*** Study material

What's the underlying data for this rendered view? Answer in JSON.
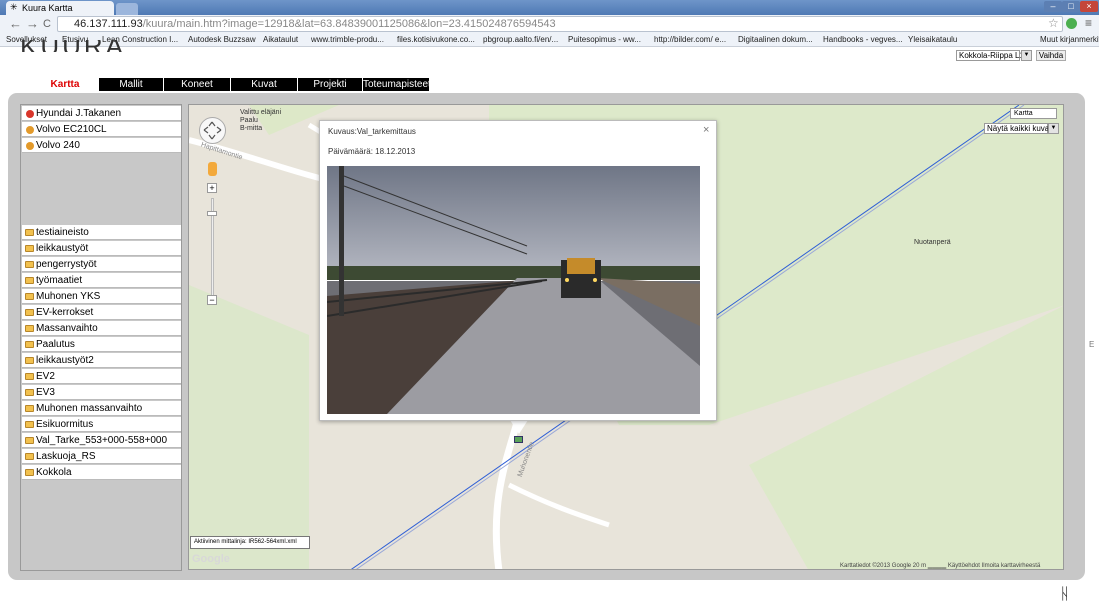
{
  "browser": {
    "tab_title": "Kuura Kartta",
    "url_host": "46.137.111.93",
    "url_path": "/kuura/main.htm?image=12918&lat=63.84839001125086&lon=23.415024876594543"
  },
  "bookmarks": [
    "Sovellukset",
    "Etusivu",
    "Lean Construction I...",
    "Autodesk Buzzsaw",
    "Aikataulut",
    "www.trimble-produ...",
    "files.kotisivukone.co...",
    "pbgroup.aalto.fi/en/...",
    "Puitesopimus - ww...",
    "http://bilder.com/ e...",
    "Digitaalinen dokum...",
    "Handbooks - vegves...",
    "Yleisaikataulu",
    "Muut kirjanmerkit"
  ],
  "app": {
    "logo": "KUURA",
    "project_select": "Kokkola-Riippa L1",
    "switch_button": "Vaihda",
    "tabs": [
      "Kartta",
      "Mallit",
      "Koneet",
      "Kuvat",
      "Projekti",
      "Toteumapisteet"
    ]
  },
  "machines": [
    {
      "label": "Hyundai J.Takanen",
      "color": "#d9362b"
    },
    {
      "label": "Volvo EC210CL",
      "color": "#e39a2b"
    },
    {
      "label": "Volvo 240",
      "color": "#e39a2b"
    }
  ],
  "folders": [
    "testiaineisto",
    "leikkaustyöt",
    "pengerrystyöt",
    "työmaatiet",
    "Muhonen YKS",
    "EV-kerrokset",
    "Massanvaihto",
    "Paalutus",
    "leikkaustyöt2",
    "EV2",
    "EV3",
    "Muhonen massanvaihto",
    "Esikuormitus",
    "Val_Tarke_553+000-558+000",
    "Laskuoja_RS",
    "Kokkola"
  ],
  "map": {
    "map_type": "Kartta",
    "show_images": "Näytä kaikki kuvat",
    "layer_legend": [
      "Valittu eläjäni",
      "Paalu",
      "B-mitta"
    ],
    "place_label": "Nuotanperä",
    "road_label_1": "Hapittamontie",
    "road_label_2": "Muhonentie",
    "measure_line": "Aktiivinen mittalinja: IR562-564xml.xml",
    "google": "Google",
    "attribution": "Karttatiedot ©2013 Google   20 m ▁▁▁▁   Käyttöehdot   Ilmoita karttavirheestä"
  },
  "popup": {
    "title": "Kuvaus:Val_tarkemittaus",
    "date": "Päivämäärä: 18.12.2013",
    "close": "×"
  }
}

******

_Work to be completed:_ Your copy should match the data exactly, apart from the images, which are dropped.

_Finished exercise:_
What's the underlying data for this rendered view? Answer in JSON.
{
  "browser": {
    "tab_title": "Kuura Kartta",
    "url_host": "46.137.111.93",
    "url_path": "/kuura/main.htm?image=12918&lat=63.84839001125086&lon=23.415024876594543"
  },
  "bookmarks": [
    "Sovellukset",
    "Etusivu",
    "Lean Construction I...",
    "Autodesk Buzzsaw",
    "Aikataulut",
    "www.trimble-produ...",
    "files.kotisivukone.co...",
    "pbgroup.aalto.fi/en/...",
    "Puitesopimus - ww...",
    "http://bilder.com/ e...",
    "Digitaalinen dokum...",
    "Handbooks - vegves...",
    "Yleisaikataulu",
    "Muut kirjanmerkit"
  ],
  "app": {
    "logo": "KUURA",
    "project_select": "Kokkola-Riippa L1",
    "switch_button": "Vaihda",
    "tabs": [
      "Kartta",
      "Mallit",
      "Koneet",
      "Kuvat",
      "Projekti",
      "Toteumapisteet"
    ]
  },
  "machines": [
    {
      "label": "Hyundai J.Takanen",
      "color": "#d9362b"
    },
    {
      "label": "Volvo EC210CL",
      "color": "#e39a2b"
    },
    {
      "label": "Volvo 240",
      "color": "#e39a2b"
    }
  ],
  "folders": [
    "testiaineisto",
    "leikkaustyöt",
    "pengerrystyöt",
    "työmaatiet",
    "Muhonen YKS",
    "EV-kerrokset",
    "Massanvaihto",
    "Paalutus",
    "leikkaustyöt2",
    "EV2",
    "EV3",
    "Muhonen massanvaihto",
    "Esikuormitus",
    "Val_Tarke_553+000-558+000",
    "Laskuoja_RS",
    "Kokkola"
  ],
  "map": {
    "map_type": "Kartta",
    "show_images": "Näytä kaikki kuvat",
    "layer_legend": [
      "Valittu eläjäni",
      "Paalu",
      "B-mitta"
    ],
    "place_label": "Nuotanperä",
    "road_label_1": "Hapittamontie",
    "road_label_2": "Muhonentie",
    "measure_line": "Aktiivinen mittalinja: IR562-564xml.xml",
    "google": "Google",
    "attribution": "Karttatiedot ©2013 Google   20 m ▁▁▁▁   Käyttöehdot   Ilmoita karttavirheestä"
  },
  "popup": {
    "title": "Kuvaus:Val_tarkemittaus",
    "date": "Päivämäärä: 18.12.2013",
    "close": "×"
  }
}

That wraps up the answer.